The necessity of a correct national identity document goes beyond healthcare. The High Court of Botswana explains that “the national identity document plays a pivotal role in every Motswana’s daily life, as it links him or her with any service they require from various institutions. Most activities in the country require every Motswana to produce their identity document, for identification purposes of receiving services.”
According to the Legal Gender Recognition in Botswana report, this effectively means that transgender, whose gender identity and expression is likely to be different from the sex assigned to them at birth and from what is recorded on their identity document, cannot access services without risk of denial or discrimination, or accusations of fraud.
In this context, gays and lesbians advocacy group LEGABIBO has called on government through the Department of Civil and National Registration to urgently implement the High Court rulings on gender marker changes. As stated by the High Court in the ND vs Attorney General of Botswana judgement, identity cards (Omang) play an important role in the life of every Motswana. Refusal and or delay to issue a Motswana with an Omang is denying them to live a complete and full-filing life with dignity and violates their privacy and freedom of expression.
The judgement clarified that persons can change their gender marker as per the National Registrations Act, so changing the gender marker is legally possible. There is no need for a court order. It further said the person’s gender is self-identified, there is no need to consult medical doctors.
LEGABIBO also called on government to develop regulations that specify administrative procedure to change one’s gender marker, and observing self-determination process. Further, the group looks out for government to ensure members of the transgender community are engaged in the development of regulations.
“We call on this Department of Civil and National Registration to ensure that the gender marker change under the National Registration Act is aligned to the Births and Deaths Registry Act to avoid court order.
Meanwhile, a gay man in Lobatse, Moabi Mokenke was recently viciously killed after being sexually violated in the streets of Peleng, shockingly by his neighbourhood folks. The youthful lad, likely to be 29-years old, met his fate on his way home, from the wearisome Di a Bowa taverns situated in the much populated township of Peleng Central.
CEO of Khato Civils Mongezi Mnyani has come out of the silence and is going all way guns blazing against the company’s adversaries who he said are hell-bent on tarnishing his company’s image and “hard-earned good name”
Speaking to WeekendPost from South Africa, Mnyani said it is now time for him to speak out or act against his detractors. Khato Civils has done several projects across Africa.
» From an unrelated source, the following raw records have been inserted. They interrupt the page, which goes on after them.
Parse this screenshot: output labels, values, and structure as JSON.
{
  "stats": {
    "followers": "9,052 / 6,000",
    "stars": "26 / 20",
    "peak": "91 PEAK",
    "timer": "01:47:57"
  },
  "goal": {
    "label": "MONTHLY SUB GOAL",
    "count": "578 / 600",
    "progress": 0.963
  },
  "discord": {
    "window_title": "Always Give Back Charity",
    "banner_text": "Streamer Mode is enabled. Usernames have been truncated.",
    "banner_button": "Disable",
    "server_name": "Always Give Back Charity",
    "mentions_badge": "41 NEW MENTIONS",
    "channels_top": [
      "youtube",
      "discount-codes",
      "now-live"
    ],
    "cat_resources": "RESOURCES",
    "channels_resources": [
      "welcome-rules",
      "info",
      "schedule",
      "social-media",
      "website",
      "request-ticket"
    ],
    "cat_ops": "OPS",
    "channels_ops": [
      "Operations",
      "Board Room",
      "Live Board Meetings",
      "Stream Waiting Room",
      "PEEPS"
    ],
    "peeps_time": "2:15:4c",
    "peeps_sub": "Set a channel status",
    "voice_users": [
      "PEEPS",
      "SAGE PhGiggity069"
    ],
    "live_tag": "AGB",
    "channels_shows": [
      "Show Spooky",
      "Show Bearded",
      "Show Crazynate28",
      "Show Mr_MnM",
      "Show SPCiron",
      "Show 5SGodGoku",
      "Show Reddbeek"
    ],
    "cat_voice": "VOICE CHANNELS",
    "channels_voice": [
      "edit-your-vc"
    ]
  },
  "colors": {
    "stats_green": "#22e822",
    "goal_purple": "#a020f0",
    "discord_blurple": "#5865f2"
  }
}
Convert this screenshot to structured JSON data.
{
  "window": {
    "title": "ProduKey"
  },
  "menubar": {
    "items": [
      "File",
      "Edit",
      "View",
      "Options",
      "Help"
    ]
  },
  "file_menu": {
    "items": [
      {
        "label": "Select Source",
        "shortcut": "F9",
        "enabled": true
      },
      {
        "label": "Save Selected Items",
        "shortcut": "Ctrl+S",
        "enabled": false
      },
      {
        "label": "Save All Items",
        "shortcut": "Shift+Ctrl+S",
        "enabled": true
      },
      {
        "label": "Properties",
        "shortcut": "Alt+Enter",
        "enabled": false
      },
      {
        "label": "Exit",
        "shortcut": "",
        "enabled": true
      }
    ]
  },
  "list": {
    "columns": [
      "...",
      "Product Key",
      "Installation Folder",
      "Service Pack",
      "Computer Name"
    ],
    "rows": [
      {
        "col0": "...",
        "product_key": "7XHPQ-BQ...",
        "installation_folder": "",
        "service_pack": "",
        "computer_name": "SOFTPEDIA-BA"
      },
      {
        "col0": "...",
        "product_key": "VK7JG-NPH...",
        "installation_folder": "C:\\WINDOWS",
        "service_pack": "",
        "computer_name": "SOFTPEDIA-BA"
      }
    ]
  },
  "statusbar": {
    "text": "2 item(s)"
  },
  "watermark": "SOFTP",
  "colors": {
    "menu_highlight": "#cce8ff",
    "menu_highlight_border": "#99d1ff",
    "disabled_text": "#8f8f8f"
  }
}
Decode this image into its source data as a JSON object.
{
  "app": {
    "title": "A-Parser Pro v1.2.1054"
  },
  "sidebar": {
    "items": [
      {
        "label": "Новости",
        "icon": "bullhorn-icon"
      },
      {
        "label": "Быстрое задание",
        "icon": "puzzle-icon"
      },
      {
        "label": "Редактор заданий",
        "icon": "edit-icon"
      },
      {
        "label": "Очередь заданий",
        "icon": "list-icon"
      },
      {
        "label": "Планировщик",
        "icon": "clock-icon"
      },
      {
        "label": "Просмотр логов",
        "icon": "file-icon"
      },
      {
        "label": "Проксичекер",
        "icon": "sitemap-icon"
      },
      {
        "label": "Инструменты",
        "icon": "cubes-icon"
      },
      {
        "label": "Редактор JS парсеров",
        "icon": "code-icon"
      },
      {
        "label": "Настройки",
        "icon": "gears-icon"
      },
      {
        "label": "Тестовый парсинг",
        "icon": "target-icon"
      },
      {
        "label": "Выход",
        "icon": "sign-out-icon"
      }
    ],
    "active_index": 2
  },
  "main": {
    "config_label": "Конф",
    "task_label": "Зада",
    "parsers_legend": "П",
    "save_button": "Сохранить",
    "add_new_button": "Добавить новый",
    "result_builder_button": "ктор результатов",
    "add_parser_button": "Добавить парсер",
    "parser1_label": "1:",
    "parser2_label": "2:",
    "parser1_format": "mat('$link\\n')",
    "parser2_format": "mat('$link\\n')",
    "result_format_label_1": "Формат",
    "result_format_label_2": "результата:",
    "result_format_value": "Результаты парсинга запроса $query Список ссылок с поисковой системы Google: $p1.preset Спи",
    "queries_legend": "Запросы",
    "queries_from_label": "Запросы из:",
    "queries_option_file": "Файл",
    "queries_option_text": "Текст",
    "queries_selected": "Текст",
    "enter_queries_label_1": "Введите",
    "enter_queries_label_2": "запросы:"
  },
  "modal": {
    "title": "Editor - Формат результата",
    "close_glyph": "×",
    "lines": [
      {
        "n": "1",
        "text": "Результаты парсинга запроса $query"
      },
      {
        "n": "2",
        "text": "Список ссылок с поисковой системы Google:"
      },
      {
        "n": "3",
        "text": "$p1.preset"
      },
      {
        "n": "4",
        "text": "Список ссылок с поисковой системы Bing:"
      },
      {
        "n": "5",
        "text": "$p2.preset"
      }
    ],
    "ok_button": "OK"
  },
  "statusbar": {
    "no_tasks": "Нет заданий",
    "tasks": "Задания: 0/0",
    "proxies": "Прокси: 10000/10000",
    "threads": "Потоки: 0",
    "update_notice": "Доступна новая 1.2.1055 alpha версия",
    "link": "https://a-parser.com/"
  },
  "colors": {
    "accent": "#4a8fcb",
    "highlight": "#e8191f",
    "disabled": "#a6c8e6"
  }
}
Khato Civils, a construction company and its affiliate engineering company, South Zambezi have executed a number of world class projects in South Africa, Malawi and now recently here in Botswana.
About ten (10) Umbrella for Democratic Change (UDC) parliamentary candidates who lost the 2019 general election and petitioned results this week met with UDC Vice President, Dumelang Saleshando to discuss the way forward concerning the quandary that is the legal fees put before them by Botswana Democratic Party (BDP) lawyers.
For a while now, UDC petitioners who are facing the wrath of quizzical sheriffs have demanded audience with UDC National Executive Committee (NEC) but in vain. However after the long wait for a tete-a-tete with the UDC, the petitioners met with Saleshando accompanied by other NEC members including Dr. Kesitegile Gobotswang, Reverend Mpho Dibeela and Dennis Alexander.